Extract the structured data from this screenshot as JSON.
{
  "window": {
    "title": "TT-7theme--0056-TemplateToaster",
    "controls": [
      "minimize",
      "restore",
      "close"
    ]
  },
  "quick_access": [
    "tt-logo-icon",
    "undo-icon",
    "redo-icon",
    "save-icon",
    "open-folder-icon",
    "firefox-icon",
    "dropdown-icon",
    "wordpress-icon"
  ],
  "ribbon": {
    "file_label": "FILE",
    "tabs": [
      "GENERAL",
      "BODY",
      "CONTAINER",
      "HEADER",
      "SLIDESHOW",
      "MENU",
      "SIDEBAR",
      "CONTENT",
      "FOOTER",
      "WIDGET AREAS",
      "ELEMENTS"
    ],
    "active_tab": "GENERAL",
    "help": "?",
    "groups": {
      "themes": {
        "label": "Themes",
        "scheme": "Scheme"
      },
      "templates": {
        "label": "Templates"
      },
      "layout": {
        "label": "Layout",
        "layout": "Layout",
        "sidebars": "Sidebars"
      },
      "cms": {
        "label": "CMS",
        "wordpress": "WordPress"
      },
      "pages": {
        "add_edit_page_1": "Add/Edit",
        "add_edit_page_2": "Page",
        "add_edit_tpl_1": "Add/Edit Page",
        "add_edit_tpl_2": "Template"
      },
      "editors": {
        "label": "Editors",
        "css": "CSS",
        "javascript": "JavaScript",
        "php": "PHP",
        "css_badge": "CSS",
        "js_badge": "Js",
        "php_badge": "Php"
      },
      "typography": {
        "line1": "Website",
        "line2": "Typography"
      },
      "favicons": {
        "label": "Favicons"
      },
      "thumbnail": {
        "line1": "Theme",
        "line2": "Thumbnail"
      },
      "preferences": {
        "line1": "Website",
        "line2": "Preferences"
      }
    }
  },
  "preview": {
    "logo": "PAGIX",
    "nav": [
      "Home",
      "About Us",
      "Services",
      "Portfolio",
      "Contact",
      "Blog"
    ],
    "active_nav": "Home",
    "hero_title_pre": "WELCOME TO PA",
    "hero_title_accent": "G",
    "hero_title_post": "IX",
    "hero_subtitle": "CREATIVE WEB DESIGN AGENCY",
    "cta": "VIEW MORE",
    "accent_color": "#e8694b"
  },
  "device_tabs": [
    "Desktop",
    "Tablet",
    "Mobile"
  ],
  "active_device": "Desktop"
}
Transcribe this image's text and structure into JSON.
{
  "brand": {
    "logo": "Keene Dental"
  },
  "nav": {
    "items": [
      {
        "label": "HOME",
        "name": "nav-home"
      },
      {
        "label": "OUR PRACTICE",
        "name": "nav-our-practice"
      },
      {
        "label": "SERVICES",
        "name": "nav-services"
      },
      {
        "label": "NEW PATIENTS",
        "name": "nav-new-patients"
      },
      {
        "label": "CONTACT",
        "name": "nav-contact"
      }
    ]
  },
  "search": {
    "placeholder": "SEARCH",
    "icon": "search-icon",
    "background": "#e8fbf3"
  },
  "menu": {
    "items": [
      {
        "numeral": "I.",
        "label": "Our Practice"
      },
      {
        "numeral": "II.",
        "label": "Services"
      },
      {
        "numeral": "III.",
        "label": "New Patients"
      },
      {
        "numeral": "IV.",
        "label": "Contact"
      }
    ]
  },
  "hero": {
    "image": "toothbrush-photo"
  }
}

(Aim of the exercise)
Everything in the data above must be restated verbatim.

(Answer box)
Extract the structured data from this screenshot as JSON.
{
  "window": {
    "title": "TT-7theme--0056-TemplateToaster",
    "controls": [
      "minimize",
      "restore",
      "close"
    ]
  },
  "quick_access": [
    "tt-logo-icon",
    "undo-icon",
    "redo-icon",
    "save-icon",
    "open-folder-icon",
    "firefox-icon",
    "dropdown-icon",
    "wordpress-icon"
  ],
  "ribbon": {
    "file_label": "FILE",
    "tabs": [
      "GENERAL",
      "BODY",
      "CONTAINER",
      "HEADER",
      "SLIDESHOW",
      "MENU",
      "SIDEBAR",
      "CONTENT",
      "FOOTER",
      "WIDGET AREAS",
      "ELEMENTS"
    ],
    "active_tab": "GENERAL",
    "help": "?",
    "groups": {
      "themes": {
        "label": "Themes",
        "scheme": "Scheme"
      },
      "templates": {
        "label": "Templates"
      },
      "layout": {
        "label": "Layout",
        "layout": "Layout",
        "sidebars": "Sidebars"
      },
      "cms": {
        "label": "CMS",
        "wordpress": "WordPress"
      },
      "pages": {
        "add_edit_page_1": "Add/Edit",
        "add_edit_page_2": "Page",
        "add_edit_tpl_1": "Add/Edit Page",
        "add_edit_tpl_2": "Template"
      },
      "editors": {
        "label": "Editors",
        "css": "CSS",
        "javascript": "JavaScript",
        "php": "PHP",
        "css_badge": "CSS",
        "js_badge": "Js",
        "php_badge": "Php"
      },
      "typography": {
        "line1": "Website",
        "line2": "Typography"
      },
      "favicons": {
        "label": "Favicons"
      },
      "thumbnail": {
        "line1": "Theme",
        "line2": "Thumbnail"
      },
      "preferences": {
        "line1": "Website",
        "line2": "Preferences"
      }
    }
  },
  "preview": {
    "logo": "PAGIX",
    "nav": [
      "Home",
      "About Us",
      "Services",
      "Portfolio",
      "Contact",
      "Blog"
    ],
    "active_nav": "Home",
    "hero_title_pre": "WELCOME TO PA",
    "hero_title_accent": "G",
    "hero_title_post": "IX",
    "hero_subtitle": "CREATIVE WEB DESIGN AGENCY",
    "cta": "VIEW MORE",
    "accent_color": "#e8694b"
  },
  "device_tabs": [
    "Desktop",
    "Tablet",
    "Mobile"
  ],
  "active_device": "Desktop"
}
Transcribe this image's text and structure into JSON.
{
  "brand": {
    "logo": "Keene Dental"
  },
  "nav": {
    "items": [
      {
        "label": "HOME",
        "name": "nav-home"
      },
      {
        "label": "OUR PRACTICE",
        "name": "nav-our-practice"
      },
      {
        "label": "SERVICES",
        "name": "nav-services"
      },
      {
        "label": "NEW PATIENTS",
        "name": "nav-new-patients"
      },
      {
        "label": "CONTACT",
        "name": "nav-contact"
      }
    ]
  },
  "search": {
    "placeholder": "SEARCH",
    "icon": "search-icon",
    "background": "#e8fbf3"
  },
  "menu": {
    "items": [
      {
        "numeral": "I.",
        "label": "Our Practice"
      },
      {
        "numeral": "II.",
        "label": "Services"
      },
      {
        "numeral": "III.",
        "label": "New Patients"
      },
      {
        "numeral": "IV.",
        "label": "Contact"
      }
    ]
  },
  "hero": {
    "image": "toothbrush-photo"
  }
}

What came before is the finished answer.